April 9, 2018
Elevating the success of knee replacements so that the knee becomes the patient’s “forgotten joint” is the goal of Julius Oni, assistant professor of orthopaedic surgery at Johns Hopkins.
Oni’s clinical practice focuses on innovative ways to improve patient outcomes after hip and knee replacement surgeries. For example, Oni performs total knee replacement using incisions that are approximately half the length of the traditional total knee incision. “The classic, traditional total knee replacement incision is 8 to 12 inches long. In contrast, by using the small-incision technique, my incisions are between 4 and 6 inches,” says Oni.
Positioning the knee in extension during a significant portion of the surgery allows Oni to use a small incision and keep the soft tissue relaxed. Oni avoids prolonged subluxation of the tibia over the femur and minimizes the amount of subluxation of the patella. Besides the aesthetic advantages for patients who want to avoid the typical long anterior incision, Oni finds that this technique can potentially shorten recovery time, reduce the risk of severe pain from the stretch of the soft tissue, and reduce the risk of severe swelling.

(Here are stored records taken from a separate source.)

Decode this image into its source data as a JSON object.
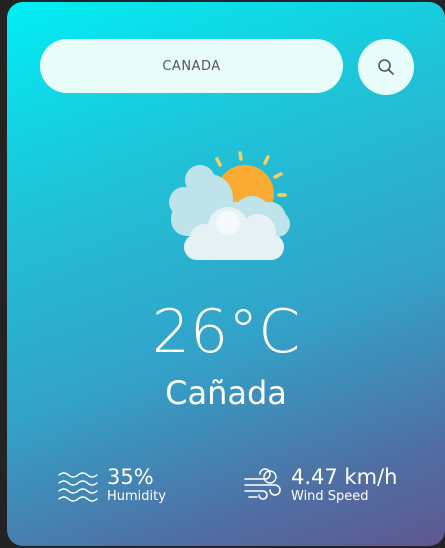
{
  "search": {
    "value": "CANADA"
  },
  "weather": {
    "icon": "partly-cloudy-icon",
    "temperature": "26°C",
    "city": "Cañada"
  },
  "details": {
    "humidity": {
      "value": "35%",
      "label": "Humidity",
      "icon": "waves-icon"
    },
    "wind": {
      "value": "4.47 km/h",
      "label": "Wind Speed",
      "icon": "wind-icon"
    }
  },
  "colors": {
    "gradient_start": "#00eef4",
    "gradient_end": "#5e5790",
    "input_bg": "#e8fdfa"
  }
}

Oni is also an advocate for partial knee replacements, which account for approximately 10 percent of the surgeries he performs. Oni says partial knee replacement is an option that other surgeons often dismiss. “In the past, partial knee replacements had a bad reputation as a stopgap measure, something to hold you over until you need a total knee replacement,” Oni says. “That is not necessarily true anymore.”
By retaining all the ligaments and healthy compartments, Oni finds that a partial knee replacement can feel much more like a normal knee than a total knee replacement. “Patients recover a lot faster, and the complication profile is a lot better. There is less risk of infection, deep venous thrombosis, cardiopulmonary complication and blood loss,” says Oni.
Although patients report high satisfaction after knee replacement, some are not entirely pain-free. “There is still a lot of opportunity to improve the execution of knee replacement,” says Oni.
Oni is addressing that issue through his research on “pain mapping.” By studying the location, timing and characteristics of knee pain postoperatively, Oni hopes to identify pain patterns that will become the focus of an anatomical study. Oni plans to examine the areas of interest from the skin down to the intra-articular structures of the knee joint to determine the cause of the pain. The ultimate goal, he says, “is to educate patients better and develop interventions that can alleviate the pain, especially in the acute and subacute postoperative periods.”
Oni’s passion for improving joint replacement surgery stems from his knowledge of the effect it can have on his patients’ lives. One of his patients was wheelchair-dependent for three years because of a knee deformity secondary to neglected arthritis. Oni replaced both knees, and the patient is now able to walk. “The fact that we can take people from significant debilitation to a place where they have their lives back,” says Oni, “makes what we do worth it.”